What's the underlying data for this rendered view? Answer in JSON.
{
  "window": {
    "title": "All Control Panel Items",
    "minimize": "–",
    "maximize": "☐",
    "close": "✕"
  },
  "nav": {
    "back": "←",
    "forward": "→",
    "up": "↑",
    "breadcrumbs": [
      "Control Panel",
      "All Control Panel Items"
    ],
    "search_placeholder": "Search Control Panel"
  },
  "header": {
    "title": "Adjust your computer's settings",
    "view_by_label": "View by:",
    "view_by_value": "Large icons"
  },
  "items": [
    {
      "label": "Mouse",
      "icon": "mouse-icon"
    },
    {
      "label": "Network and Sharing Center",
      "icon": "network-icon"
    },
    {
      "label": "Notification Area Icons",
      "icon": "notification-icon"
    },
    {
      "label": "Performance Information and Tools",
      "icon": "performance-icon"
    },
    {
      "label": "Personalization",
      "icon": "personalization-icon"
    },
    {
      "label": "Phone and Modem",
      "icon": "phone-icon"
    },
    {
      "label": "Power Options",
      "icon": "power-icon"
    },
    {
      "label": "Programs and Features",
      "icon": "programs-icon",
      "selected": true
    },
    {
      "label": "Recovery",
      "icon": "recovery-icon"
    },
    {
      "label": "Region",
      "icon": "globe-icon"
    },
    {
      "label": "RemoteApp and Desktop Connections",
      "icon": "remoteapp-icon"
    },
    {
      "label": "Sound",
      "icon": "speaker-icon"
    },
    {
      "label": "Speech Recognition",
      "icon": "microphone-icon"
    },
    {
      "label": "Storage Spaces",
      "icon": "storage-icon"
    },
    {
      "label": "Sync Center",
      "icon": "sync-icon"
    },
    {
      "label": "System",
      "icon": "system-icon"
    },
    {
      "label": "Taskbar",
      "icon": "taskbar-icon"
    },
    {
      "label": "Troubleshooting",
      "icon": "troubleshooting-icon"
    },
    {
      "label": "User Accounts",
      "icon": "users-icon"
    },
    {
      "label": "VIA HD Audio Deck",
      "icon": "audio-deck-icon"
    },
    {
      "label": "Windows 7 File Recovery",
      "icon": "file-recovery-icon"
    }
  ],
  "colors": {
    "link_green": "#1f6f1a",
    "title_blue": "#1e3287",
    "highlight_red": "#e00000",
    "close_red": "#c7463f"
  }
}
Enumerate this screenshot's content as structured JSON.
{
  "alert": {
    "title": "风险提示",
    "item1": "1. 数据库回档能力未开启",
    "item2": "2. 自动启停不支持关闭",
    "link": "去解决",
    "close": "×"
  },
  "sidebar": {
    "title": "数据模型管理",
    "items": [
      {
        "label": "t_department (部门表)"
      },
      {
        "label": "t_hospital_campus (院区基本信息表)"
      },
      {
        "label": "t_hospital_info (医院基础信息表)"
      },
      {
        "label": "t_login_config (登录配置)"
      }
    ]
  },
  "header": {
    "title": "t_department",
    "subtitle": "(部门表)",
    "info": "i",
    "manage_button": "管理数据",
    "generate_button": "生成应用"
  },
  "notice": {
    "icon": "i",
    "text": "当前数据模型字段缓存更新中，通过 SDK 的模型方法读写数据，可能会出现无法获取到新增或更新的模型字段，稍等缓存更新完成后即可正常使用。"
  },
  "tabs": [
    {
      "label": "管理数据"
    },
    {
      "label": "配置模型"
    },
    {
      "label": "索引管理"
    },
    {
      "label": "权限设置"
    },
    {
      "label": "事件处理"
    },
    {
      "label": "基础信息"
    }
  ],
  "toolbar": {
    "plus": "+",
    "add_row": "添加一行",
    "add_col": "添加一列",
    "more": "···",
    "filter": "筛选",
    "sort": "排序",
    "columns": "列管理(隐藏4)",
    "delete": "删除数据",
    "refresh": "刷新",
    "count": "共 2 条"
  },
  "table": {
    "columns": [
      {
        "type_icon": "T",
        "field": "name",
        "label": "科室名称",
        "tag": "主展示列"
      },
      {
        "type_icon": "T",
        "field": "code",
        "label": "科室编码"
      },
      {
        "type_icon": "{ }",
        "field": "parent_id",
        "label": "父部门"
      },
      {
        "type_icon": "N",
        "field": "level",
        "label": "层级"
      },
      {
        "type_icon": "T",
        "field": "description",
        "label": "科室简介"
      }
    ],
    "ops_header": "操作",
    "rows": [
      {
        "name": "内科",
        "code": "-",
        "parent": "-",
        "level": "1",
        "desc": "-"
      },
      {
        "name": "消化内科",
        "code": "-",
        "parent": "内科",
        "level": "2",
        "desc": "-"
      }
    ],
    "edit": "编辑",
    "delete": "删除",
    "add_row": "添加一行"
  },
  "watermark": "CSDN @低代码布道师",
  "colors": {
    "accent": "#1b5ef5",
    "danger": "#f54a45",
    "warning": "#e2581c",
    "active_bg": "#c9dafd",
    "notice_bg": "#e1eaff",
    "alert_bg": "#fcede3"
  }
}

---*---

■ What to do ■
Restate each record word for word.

■ Written reply ■
What's the underlying data for this rendered view? Answer in JSON.
{
  "window": {
    "title": "All Control Panel Items",
    "minimize": "–",
    "maximize": "☐",
    "close": "✕"
  },
  "nav": {
    "back": "←",
    "forward": "→",
    "up": "↑",
    "breadcrumbs": [
      "Control Panel",
      "All Control Panel Items"
    ],
    "search_placeholder": "Search Control Panel"
  },
  "header": {
    "title": "Adjust your computer's settings",
    "view_by_label": "View by:",
    "view_by_value": "Large icons"
  },
  "items": [
    {
      "label": "Mouse",
      "icon": "mouse-icon"
    },
    {
      "label": "Network and Sharing Center",
      "icon": "network-icon"
    },
    {
      "label": "Notification Area Icons",
      "icon": "notification-icon"
    },
    {
      "label": "Performance Information and Tools",
      "icon": "performance-icon"
    },
    {
      "label": "Personalization",
      "icon": "personalization-icon"
    },
    {
      "label": "Phone and Modem",
      "icon": "phone-icon"
    },
    {
      "label": "Power Options",
      "icon": "power-icon"
    },
    {
      "label": "Programs and Features",
      "icon": "programs-icon",
      "selected": true
    },
    {
      "label": "Recovery",
      "icon": "recovery-icon"
    },
    {
      "label": "Region",
      "icon": "globe-icon"
    },
    {
      "label": "RemoteApp and Desktop Connections",
      "icon": "remoteapp-icon"
    },
    {
      "label": "Sound",
      "icon": "speaker-icon"
    },
    {
      "label": "Speech Recognition",
      "icon": "microphone-icon"
    },
    {
      "label": "Storage Spaces",
      "icon": "storage-icon"
    },
    {
      "label": "Sync Center",
      "icon": "sync-icon"
    },
    {
      "label": "System",
      "icon": "system-icon"
    },
    {
      "label": "Taskbar",
      "icon": "taskbar-icon"
    },
    {
      "label": "Troubleshooting",
      "icon": "troubleshooting-icon"
    },
    {
      "label": "User Accounts",
      "icon": "users-icon"
    },
    {
      "label": "VIA HD Audio Deck",
      "icon": "audio-deck-icon"
    },
    {
      "label": "Windows 7 File Recovery",
      "icon": "file-recovery-icon"
    }
  ],
  "colors": {
    "link_green": "#1f6f1a",
    "title_blue": "#1e3287",
    "highlight_red": "#e00000",
    "close_red": "#c7463f"
  }
}
Enumerate this screenshot's content as structured JSON.
{
  "alert": {
    "title": "风险提示",
    "item1": "1. 数据库回档能力未开启",
    "item2": "2. 自动启停不支持关闭",
    "link": "去解决",
    "close": "×"
  },
  "sidebar": {
    "title": "数据模型管理",
    "items": [
      {
        "label": "t_department (部门表)"
      },
      {
        "label": "t_hospital_campus (院区基本信息表)"
      },
      {
        "label": "t_hospital_info (医院基础信息表)"
      },
      {
        "label": "t_login_config (登录配置)"
      }
    ]
  },
  "header": {
    "title": "t_department",
    "subtitle": "(部门表)",
    "info": "i",
    "manage_button": "管理数据",
    "generate_button": "生成应用"
  },
  "notice": {
    "icon": "i",
    "text": "当前数据模型字段缓存更新中，通过 SDK 的模型方法读写数据，可能会出现无法获取到新增或更新的模型字段，稍等缓存更新完成后即可正常使用。"
  },
  "tabs": [
    {
      "label": "管理数据"
    },
    {
      "label": "配置模型"
    },
    {
      "label": "索引管理"
    },
    {
      "label": "权限设置"
    },
    {
      "label": "事件处理"
    },
    {
      "label": "基础信息"
    }
  ],
  "toolbar": {
    "plus": "+",
    "add_row": "添加一行",
    "add_col": "添加一列",
    "more": "···",
    "filter": "筛选",
    "sort": "排序",
    "columns": "列管理(隐藏4)",
    "delete": "删除数据",
    "refresh": "刷新",
    "count": "共 2 条"
  },
  "table": {
    "columns": [
      {
        "type_icon": "T",
        "field": "name",
        "label": "科室名称",
        "tag": "主展示列"
      },
      {
        "type_icon": "T",
        "field": "code",
        "label": "科室编码"
      },
      {
        "type_icon": "{ }",
        "field": "parent_id",
        "label": "父部门"
      },
      {
        "type_icon": "N",
        "field": "level",
        "label": "层级"
      },
      {
        "type_icon": "T",
        "field": "description",
        "label": "科室简介"
      }
    ],
    "ops_header": "操作",
    "rows": [
      {
        "name": "内科",
        "code": "-",
        "parent": "-",
        "level": "1",
        "desc": "-"
      },
      {
        "name": "消化内科",
        "code": "-",
        "parent": "内科",
        "level": "2",
        "desc": "-"
      }
    ],
    "edit": "编辑",
    "delete": "删除",
    "add_row": "添加一行"
  },
  "watermark": "CSDN @低代码布道师",
  "colors": {
    "accent": "#1b5ef5",
    "danger": "#f54a45",
    "warning": "#e2581c",
    "active_bg": "#c9dafd",
    "notice_bg": "#e1eaff",
    "alert_bg": "#fcede3"
  }
}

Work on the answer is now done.